The idolization of belonging powerfully affects the way we maneuver religion and politics. Too easily we can take up the badge and the ideals of our chosen tribe without considering the implications to our first definition as God’s children and His image-bearers. Before long, the tribe, not God, is our source, and what was intended to help us grow close to Him(religion) and keep us safe(politics) actually impedes our intimacy. One doesn’t have to look any further than the current presidential race to see people finding the answers for their struggles in a single person or ideology, and their vehement unwillingness to be even slightly critical of their tribe, blindly justifying anything their candidate might say.
We see this most poignant in Israel’s demand for a king “such as all the other nations have”(1 Sam. 8:4), a desire that stands in opposition to God’s desire for His people that He would be King. This distresses Samuel, and one can almost hear the heartbreak in God’s response. Israel has become blind to God’s protection and provision and abandons his ways to size up with everyone else. God, in His mercy, lets Israel get what they want, in hopes that they will see the err of their desires and turn back to Him.
And how often we do the same.
Next, we’ll discuss how understanding our primary citizenship in heaven dramatically changes how we approach our earthly government.
Read my preamble here.
- Consider those two words: religion and politics. How have they been presented to you? What negative experiences have you walked through that you may want to offer up for healing?
- Belonging is a beautiful thing, when put in it’s proper context. Think back on your own story: how did you seek out a place to feel loved and accepted? Even now, how do you approach the question of belonging in your words and actions?
1. This comment is from a panel discussion at the Wheeler Centre in Australia after a lecture given by Dr. Stanley Hauerwas. If you have the time and the focus, I’d recommend the lecture here.

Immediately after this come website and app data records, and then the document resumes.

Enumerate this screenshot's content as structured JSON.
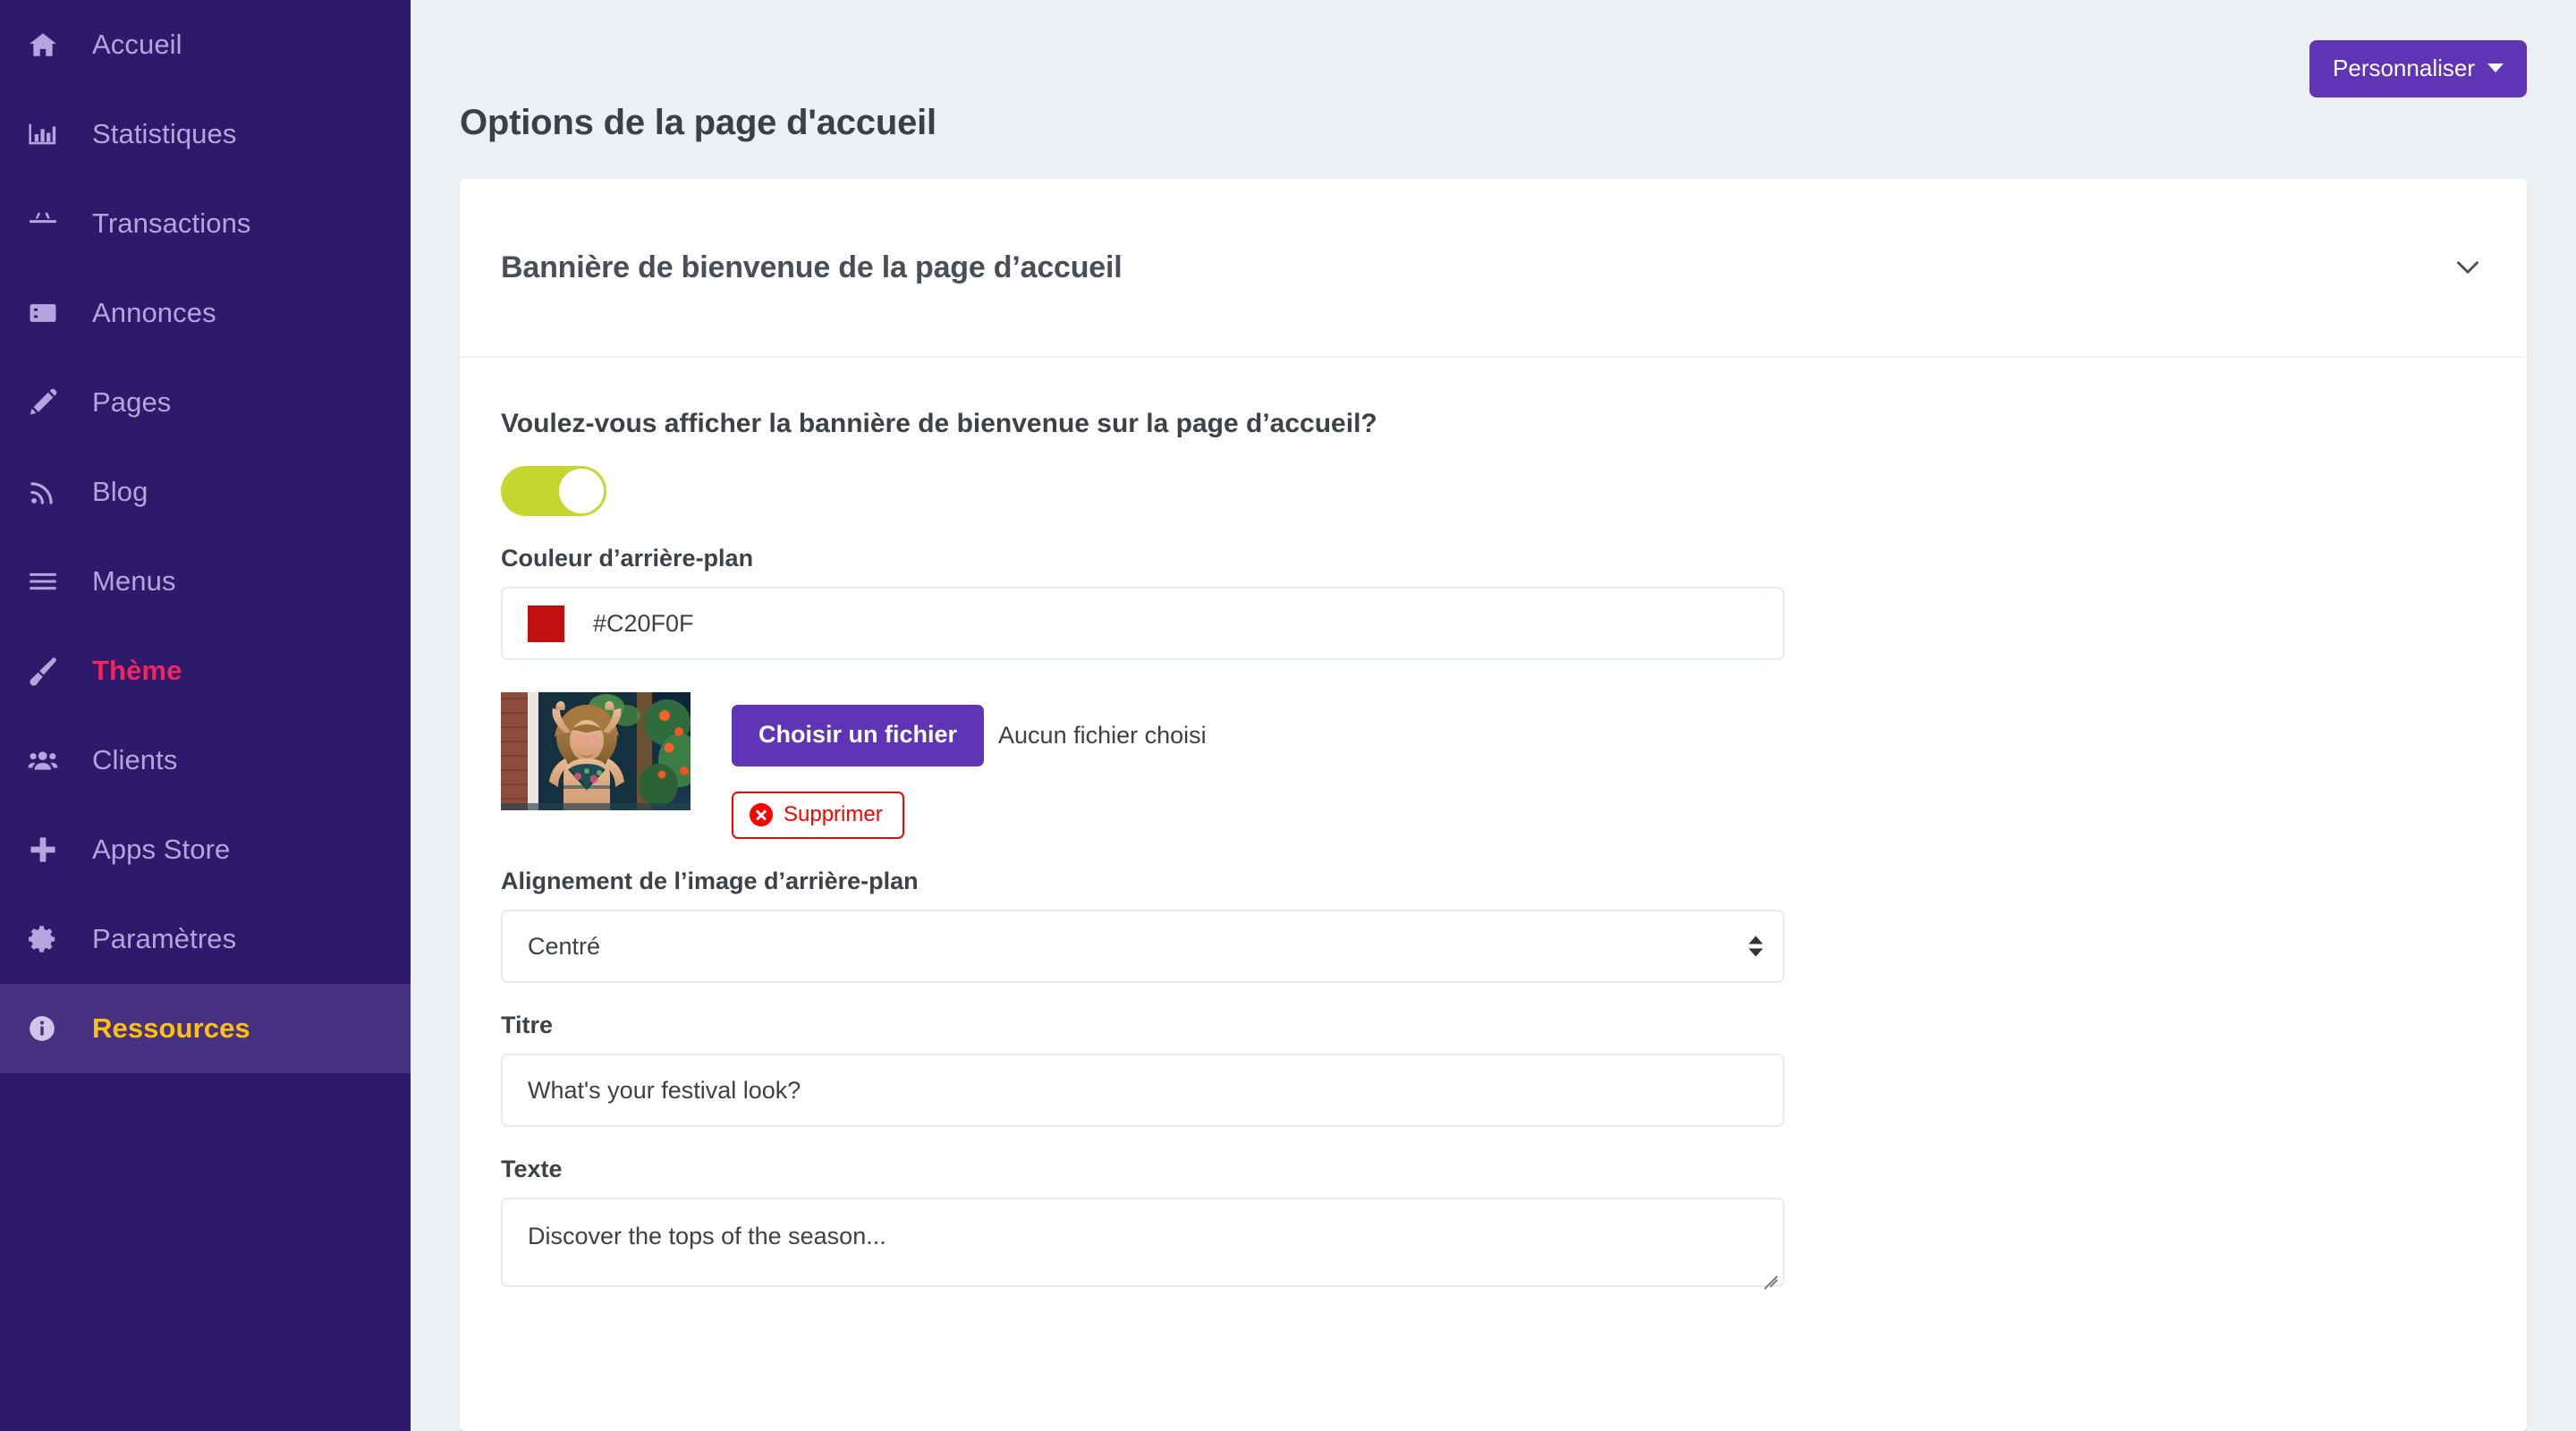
{
  "sidebar": {
    "items": [
      {
        "label": "Accueil",
        "icon": "home-icon",
        "state": "normal"
      },
      {
        "label": "Statistiques",
        "icon": "bar-chart-icon",
        "state": "normal"
      },
      {
        "label": "Transactions",
        "icon": "basket-icon",
        "state": "normal"
      },
      {
        "label": "Annonces",
        "icon": "list-icon",
        "state": "normal"
      },
      {
        "label": "Pages",
        "icon": "pencil-icon",
        "state": "normal"
      },
      {
        "label": "Blog",
        "icon": "rss-icon",
        "state": "normal"
      },
      {
        "label": "Menus",
        "icon": "hamburger-icon",
        "state": "normal"
      },
      {
        "label": "Thème",
        "icon": "paintbrush-icon",
        "state": "accent"
      },
      {
        "label": "Clients",
        "icon": "users-icon",
        "state": "normal"
      },
      {
        "label": "Apps Store",
        "icon": "plus-icon",
        "state": "normal"
      },
      {
        "label": "Paramètres",
        "icon": "gear-icon",
        "state": "normal"
      },
      {
        "label": "Ressources",
        "icon": "info-icon",
        "state": "active"
      }
    ],
    "colors": {
      "background": "#2D1A6B",
      "active_background": "#473180",
      "label": "#B3A5DD",
      "accent_label": "#F0255F",
      "active_label": "#FFC107"
    }
  },
  "header": {
    "title": "Options de la page d'accueil",
    "customize_button": "Personnaliser",
    "customize_button_color": "#5F35B5"
  },
  "card": {
    "title": "Bannière de bienvenue de la page d’accueil",
    "collapse_icon": "chevron-down-icon"
  },
  "form": {
    "question": "Voulez-vous afficher la bannière de bienvenue sur la page d’accueil?",
    "toggle": {
      "state": "on",
      "on_color": "#C5D62E"
    },
    "background_color": {
      "label": "Couleur d’arrière-plan",
      "value": "#C20F0F",
      "swatch_color": "#C20F0F"
    },
    "file_upload": {
      "choose_button": "Choisir un fichier",
      "no_file_text": "Aucun fichier choisi",
      "delete_button": "Supprimer",
      "delete_icon": "x-circle-icon",
      "thumbnail_alt": "Image d’arrière-plan de la bannière"
    },
    "alignment": {
      "label": "Alignement de l’image d’arrière-plan",
      "value": "Centré"
    },
    "title_field": {
      "label": "Titre",
      "value": "What's your festival look?"
    },
    "text_field": {
      "label": "Texte",
      "value": "Discover the tops of the season..."
    }
  }
}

2. Becoming Human, by Jean Vanier. Possibly my favorite book, I read this once a year.